» Exercise details:
The full set of records must be printed exactly as given.

Items from an interface collection:

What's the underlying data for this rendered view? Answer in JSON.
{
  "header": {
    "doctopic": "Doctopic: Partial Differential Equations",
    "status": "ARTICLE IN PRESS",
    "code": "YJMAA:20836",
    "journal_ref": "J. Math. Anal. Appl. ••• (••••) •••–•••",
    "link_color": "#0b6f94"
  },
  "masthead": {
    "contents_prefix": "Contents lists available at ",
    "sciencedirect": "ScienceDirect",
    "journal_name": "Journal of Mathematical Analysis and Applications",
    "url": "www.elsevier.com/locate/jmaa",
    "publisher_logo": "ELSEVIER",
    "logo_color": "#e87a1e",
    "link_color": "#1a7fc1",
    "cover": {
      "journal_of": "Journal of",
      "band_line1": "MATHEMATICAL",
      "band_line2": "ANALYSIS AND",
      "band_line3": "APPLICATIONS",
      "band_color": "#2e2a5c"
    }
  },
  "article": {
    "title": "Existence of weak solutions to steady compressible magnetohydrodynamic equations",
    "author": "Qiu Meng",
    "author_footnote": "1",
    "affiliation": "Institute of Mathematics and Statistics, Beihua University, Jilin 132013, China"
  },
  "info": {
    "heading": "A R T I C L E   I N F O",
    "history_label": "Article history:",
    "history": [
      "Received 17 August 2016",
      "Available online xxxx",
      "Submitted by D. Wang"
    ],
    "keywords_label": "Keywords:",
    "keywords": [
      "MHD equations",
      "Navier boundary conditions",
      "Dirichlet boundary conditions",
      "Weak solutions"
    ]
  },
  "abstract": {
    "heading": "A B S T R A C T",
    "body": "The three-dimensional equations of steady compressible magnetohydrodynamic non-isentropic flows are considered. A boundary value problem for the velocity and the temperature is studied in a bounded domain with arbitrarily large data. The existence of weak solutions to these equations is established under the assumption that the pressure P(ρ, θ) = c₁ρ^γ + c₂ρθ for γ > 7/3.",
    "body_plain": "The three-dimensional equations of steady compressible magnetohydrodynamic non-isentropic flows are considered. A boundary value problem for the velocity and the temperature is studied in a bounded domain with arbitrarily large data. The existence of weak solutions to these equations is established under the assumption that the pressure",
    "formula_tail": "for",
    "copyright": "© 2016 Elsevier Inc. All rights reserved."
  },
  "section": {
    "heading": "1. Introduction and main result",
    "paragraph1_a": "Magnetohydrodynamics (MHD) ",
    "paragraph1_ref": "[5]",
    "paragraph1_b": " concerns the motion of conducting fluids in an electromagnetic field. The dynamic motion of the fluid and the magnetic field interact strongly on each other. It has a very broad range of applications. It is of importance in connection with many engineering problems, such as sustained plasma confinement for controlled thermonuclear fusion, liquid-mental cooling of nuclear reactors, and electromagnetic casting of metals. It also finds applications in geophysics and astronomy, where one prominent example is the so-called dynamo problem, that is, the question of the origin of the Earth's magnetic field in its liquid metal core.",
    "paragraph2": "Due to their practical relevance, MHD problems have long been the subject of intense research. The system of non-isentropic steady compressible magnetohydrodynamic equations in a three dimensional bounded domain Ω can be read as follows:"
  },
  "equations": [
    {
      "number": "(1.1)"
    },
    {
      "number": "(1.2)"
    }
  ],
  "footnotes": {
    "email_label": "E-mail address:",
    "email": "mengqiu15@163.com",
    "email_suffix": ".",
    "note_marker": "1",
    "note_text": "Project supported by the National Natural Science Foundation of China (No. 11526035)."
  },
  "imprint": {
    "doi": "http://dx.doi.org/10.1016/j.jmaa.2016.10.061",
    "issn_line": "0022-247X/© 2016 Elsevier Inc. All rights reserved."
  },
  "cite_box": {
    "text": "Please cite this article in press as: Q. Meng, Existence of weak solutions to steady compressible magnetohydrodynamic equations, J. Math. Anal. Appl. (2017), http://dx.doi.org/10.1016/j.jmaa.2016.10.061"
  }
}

» Expected output:
What's the underlying data for this rendered view? Answer in JSON.
{
  "header": {
    "doctopic": "Doctopic: Partial Differential Equations",
    "status": "ARTICLE IN PRESS",
    "code": "YJMAA:20836",
    "journal_ref": "J. Math. Anal. Appl. ••• (••••) •••–•••",
    "link_color": "#0b6f94"
  },
  "masthead": {
    "contents_prefix": "Contents lists available at ",
    "sciencedirect": "ScienceDirect",
    "journal_name": "Journal of Mathematical Analysis and Applications",
    "url": "www.elsevier.com/locate/jmaa",
    "publisher_logo": "ELSEVIER",
    "logo_color": "#e87a1e",
    "link_color": "#1a7fc1",
    "cover": {
      "journal_of": "Journal of",
      "band_line1": "MATHEMATICAL",
      "band_line2": "ANALYSIS AND",
      "band_line3": "APPLICATIONS",
      "band_color": "#2e2a5c"
    }
  },
  "article": {
    "title": "Existence of weak solutions to steady compressible magnetohydrodynamic equations",
    "author": "Qiu Meng",
    "author_footnote": "1",
    "affiliation": "Institute of Mathematics and Statistics, Beihua University, Jilin 132013, China"
  },
  "info": {
    "heading": "A R T I C L E   I N F O",
    "history_label": "Article history:",
    "history": [
      "Received 17 August 2016",
      "Available online xxxx",
      "Submitted by D. Wang"
    ],
    "keywords_label": "Keywords:",
    "keywords": [
      "MHD equations",
      "Navier boundary conditions",
      "Dirichlet boundary conditions",
      "Weak solutions"
    ]
  },
  "abstract": {
    "heading": "A B S T R A C T",
    "body": "The three-dimensional equations of steady compressible magnetohydrodynamic non-isentropic flows are considered. A boundary value problem for the velocity and the temperature is studied in a bounded domain with arbitrarily large data. The existence of weak solutions to these equations is established under the assumption that the pressure P(ρ, θ) = c₁ρ^γ + c₂ρθ for γ > 7/3.",
    "body_plain": "The three-dimensional equations of steady compressible magnetohydrodynamic non-isentropic flows are considered. A boundary value problem for the velocity and the temperature is studied in a bounded domain with arbitrarily large data. The existence of weak solutions to these equations is established under the assumption that the pressure",
    "formula_tail": "for",
    "copyright": "© 2016 Elsevier Inc. All rights reserved."
  },
  "section": {
    "heading": "1. Introduction and main result",
    "paragraph1_a": "Magnetohydrodynamics (MHD) ",
    "paragraph1_ref": "[5]",
    "paragraph1_b": " concerns the motion of conducting fluids in an electromagnetic field. The dynamic motion of the fluid and the magnetic field interact strongly on each other. It has a very broad range of applications. It is of importance in connection with many engineering problems, such as sustained plasma confinement for controlled thermonuclear fusion, liquid-mental cooling of nuclear reactors, and electromagnetic casting of metals. It also finds applications in geophysics and astronomy, where one prominent example is the so-called dynamo problem, that is, the question of the origin of the Earth's magnetic field in its liquid metal core.",
    "paragraph2": "Due to their practical relevance, MHD problems have long been the subject of intense research. The system of non-isentropic steady compressible magnetohydrodynamic equations in a three dimensional bounded domain Ω can be read as follows:"
  },
  "equations": [
    {
      "number": "(1.1)"
    },
    {
      "number": "(1.2)"
    }
  ],
  "footnotes": {
    "email_label": "E-mail address:",
    "email": "mengqiu15@163.com",
    "email_suffix": ".",
    "note_marker": "1",
    "note_text": "Project supported by the National Natural Science Foundation of China (No. 11526035)."
  },
  "imprint": {
    "doi": "http://dx.doi.org/10.1016/j.jmaa.2016.10.061",
    "issn_line": "0022-247X/© 2016 Elsevier Inc. All rights reserved."
  },
  "cite_box": {
    "text": "Please cite this article in press as: Q. Meng, Existence of weak solutions to steady compressible magnetohydrodynamic equations, J. Math. Anal. Appl. (2017), http://dx.doi.org/10.1016/j.jmaa.2016.10.061"
  }
}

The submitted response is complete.